-- DATA FOR THIS TASK follows --

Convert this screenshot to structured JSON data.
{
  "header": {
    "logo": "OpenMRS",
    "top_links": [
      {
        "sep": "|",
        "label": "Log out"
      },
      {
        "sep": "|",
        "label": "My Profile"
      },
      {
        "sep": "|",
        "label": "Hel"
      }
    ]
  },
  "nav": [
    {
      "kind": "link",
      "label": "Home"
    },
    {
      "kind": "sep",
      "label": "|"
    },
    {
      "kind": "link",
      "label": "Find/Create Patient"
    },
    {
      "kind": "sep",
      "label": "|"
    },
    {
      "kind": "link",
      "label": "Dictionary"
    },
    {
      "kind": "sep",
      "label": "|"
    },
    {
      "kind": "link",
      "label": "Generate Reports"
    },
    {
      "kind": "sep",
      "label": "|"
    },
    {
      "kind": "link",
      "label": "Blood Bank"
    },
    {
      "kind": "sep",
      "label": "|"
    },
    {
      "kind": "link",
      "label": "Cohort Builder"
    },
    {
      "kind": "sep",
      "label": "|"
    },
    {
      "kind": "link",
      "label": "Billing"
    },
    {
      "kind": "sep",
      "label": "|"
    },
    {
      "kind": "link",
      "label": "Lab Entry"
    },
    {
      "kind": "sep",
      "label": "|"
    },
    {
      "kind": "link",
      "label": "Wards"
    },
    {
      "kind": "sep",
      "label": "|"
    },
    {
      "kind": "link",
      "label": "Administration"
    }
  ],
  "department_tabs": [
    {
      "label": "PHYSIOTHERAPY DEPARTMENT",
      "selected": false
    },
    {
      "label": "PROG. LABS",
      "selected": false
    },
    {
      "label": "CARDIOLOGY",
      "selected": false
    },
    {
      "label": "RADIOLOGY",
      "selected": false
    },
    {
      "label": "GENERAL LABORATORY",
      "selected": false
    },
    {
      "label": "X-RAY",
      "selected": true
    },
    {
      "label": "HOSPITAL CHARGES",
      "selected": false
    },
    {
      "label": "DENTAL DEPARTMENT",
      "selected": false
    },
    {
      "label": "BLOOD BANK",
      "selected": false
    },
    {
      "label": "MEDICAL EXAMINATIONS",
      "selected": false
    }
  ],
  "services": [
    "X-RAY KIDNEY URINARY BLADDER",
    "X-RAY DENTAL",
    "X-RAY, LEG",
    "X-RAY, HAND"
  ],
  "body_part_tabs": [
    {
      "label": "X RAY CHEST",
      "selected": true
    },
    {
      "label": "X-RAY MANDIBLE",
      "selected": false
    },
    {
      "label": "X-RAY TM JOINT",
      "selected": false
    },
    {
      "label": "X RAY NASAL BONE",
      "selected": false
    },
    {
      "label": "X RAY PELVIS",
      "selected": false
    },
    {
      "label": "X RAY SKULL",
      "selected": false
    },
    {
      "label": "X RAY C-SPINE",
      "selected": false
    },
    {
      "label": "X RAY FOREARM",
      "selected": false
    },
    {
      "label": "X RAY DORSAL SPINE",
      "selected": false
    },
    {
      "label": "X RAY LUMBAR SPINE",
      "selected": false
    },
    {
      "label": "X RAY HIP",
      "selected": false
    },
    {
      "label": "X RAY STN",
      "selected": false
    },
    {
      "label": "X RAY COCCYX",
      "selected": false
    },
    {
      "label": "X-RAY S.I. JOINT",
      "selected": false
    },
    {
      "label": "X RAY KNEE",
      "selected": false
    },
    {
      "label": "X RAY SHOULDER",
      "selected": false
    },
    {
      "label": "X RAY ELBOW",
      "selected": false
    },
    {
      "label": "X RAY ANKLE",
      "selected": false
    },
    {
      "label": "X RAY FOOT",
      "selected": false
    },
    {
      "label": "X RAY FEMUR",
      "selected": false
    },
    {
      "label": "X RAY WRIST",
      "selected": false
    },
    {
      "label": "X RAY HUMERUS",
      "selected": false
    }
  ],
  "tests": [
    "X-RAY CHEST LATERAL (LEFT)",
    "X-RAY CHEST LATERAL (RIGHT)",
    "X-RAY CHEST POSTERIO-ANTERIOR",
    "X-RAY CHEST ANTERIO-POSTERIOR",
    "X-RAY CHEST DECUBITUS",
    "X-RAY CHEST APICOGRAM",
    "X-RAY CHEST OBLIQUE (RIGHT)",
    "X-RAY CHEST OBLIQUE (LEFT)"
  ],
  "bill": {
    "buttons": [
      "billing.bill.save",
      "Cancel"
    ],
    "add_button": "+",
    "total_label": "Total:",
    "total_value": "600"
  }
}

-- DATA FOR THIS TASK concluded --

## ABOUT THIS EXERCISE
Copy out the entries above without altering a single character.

## OUTPUT OF THE EXERCISE
Convert this screenshot to structured JSON data.
{
  "header": {
    "logo": "OpenMRS",
    "top_links": [
      {
        "sep": "|",
        "label": "Log out"
      },
      {
        "sep": "|",
        "label": "My Profile"
      },
      {
        "sep": "|",
        "label": "Hel"
      }
    ]
  },
  "nav": [
    {
      "kind": "link",
      "label": "Home"
    },
    {
      "kind": "sep",
      "label": "|"
    },
    {
      "kind": "link",
      "label": "Find/Create Patient"
    },
    {
      "kind": "sep",
      "label": "|"
    },
    {
      "kind": "link",
      "label": "Dictionary"
    },
    {
      "kind": "sep",
      "label": "|"
    },
    {
      "kind": "link",
      "label": "Generate Reports"
    },
    {
      "kind": "sep",
      "label": "|"
    },
    {
      "kind": "link",
      "label": "Blood Bank"
    },
    {
      "kind": "sep",
      "label": "|"
    },
    {
      "kind": "link",
      "label": "Cohort Builder"
    },
    {
      "kind": "sep",
      "label": "|"
    },
    {
      "kind": "link",
      "label": "Billing"
    },
    {
      "kind": "sep",
      "label": "|"
    },
    {
      "kind": "link",
      "label": "Lab Entry"
    },
    {
      "kind": "sep",
      "label": "|"
    },
    {
      "kind": "link",
      "label": "Wards"
    },
    {
      "kind": "sep",
      "label": "|"
    },
    {
      "kind": "link",
      "label": "Administration"
    }
  ],
  "department_tabs": [
    {
      "label": "PHYSIOTHERAPY DEPARTMENT",
      "selected": false
    },
    {
      "label": "PROG. LABS",
      "selected": false
    },
    {
      "label": "CARDIOLOGY",
      "selected": false
    },
    {
      "label": "RADIOLOGY",
      "selected": false
    },
    {
      "label": "GENERAL LABORATORY",
      "selected": false
    },
    {
      "label": "X-RAY",
      "selected": true
    },
    {
      "label": "HOSPITAL CHARGES",
      "selected": false
    },
    {
      "label": "DENTAL DEPARTMENT",
      "selected": false
    },
    {
      "label": "BLOOD BANK",
      "selected": false
    },
    {
      "label": "MEDICAL EXAMINATIONS",
      "selected": false
    }
  ],
  "services": [
    "X-RAY KIDNEY URINARY BLADDER",
    "X-RAY DENTAL",
    "X-RAY, LEG",
    "X-RAY, HAND"
  ],
  "body_part_tabs": [
    {
      "label": "X RAY CHEST",
      "selected": true
    },
    {
      "label": "X-RAY MANDIBLE",
      "selected": false
    },
    {
      "label": "X-RAY TM JOINT",
      "selected": false
    },
    {
      "label": "X RAY NASAL BONE",
      "selected": false
    },
    {
      "label": "X RAY PELVIS",
      "selected": false
    },
    {
      "label": "X RAY SKULL",
      "selected": false
    },
    {
      "label": "X RAY C-SPINE",
      "selected": false
    },
    {
      "label": "X RAY FOREARM",
      "selected": false
    },
    {
      "label": "X RAY DORSAL SPINE",
      "selected": false
    },
    {
      "label": "X RAY LUMBAR SPINE",
      "selected": false
    },
    {
      "label": "X RAY HIP",
      "selected": false
    },
    {
      "label": "X RAY STN",
      "selected": false
    },
    {
      "label": "X RAY COCCYX",
      "selected": false
    },
    {
      "label": "X-RAY S.I. JOINT",
      "selected": false
    },
    {
      "label": "X RAY KNEE",
      "selected": false
    },
    {
      "label": "X RAY SHOULDER",
      "selected": false
    },
    {
      "label": "X RAY ELBOW",
      "selected": false
    },
    {
      "label": "X RAY ANKLE",
      "selected": false
    },
    {
      "label": "X RAY FOOT",
      "selected": false
    },
    {
      "label": "X RAY FEMUR",
      "selected": false
    },
    {
      "label": "X RAY WRIST",
      "selected": false
    },
    {
      "label": "X RAY HUMERUS",
      "selected": false
    }
  ],
  "tests": [
    "X-RAY CHEST LATERAL (LEFT)",
    "X-RAY CHEST LATERAL (RIGHT)",
    "X-RAY CHEST POSTERIO-ANTERIOR",
    "X-RAY CHEST ANTERIO-POSTERIOR",
    "X-RAY CHEST DECUBITUS",
    "X-RAY CHEST APICOGRAM",
    "X-RAY CHEST OBLIQUE (RIGHT)",
    "X-RAY CHEST OBLIQUE (LEFT)"
  ],
  "bill": {
    "buttons": [
      "billing.bill.save",
      "Cancel"
    ],
    "add_button": "+",
    "total_label": "Total:",
    "total_value": "600"
  }
}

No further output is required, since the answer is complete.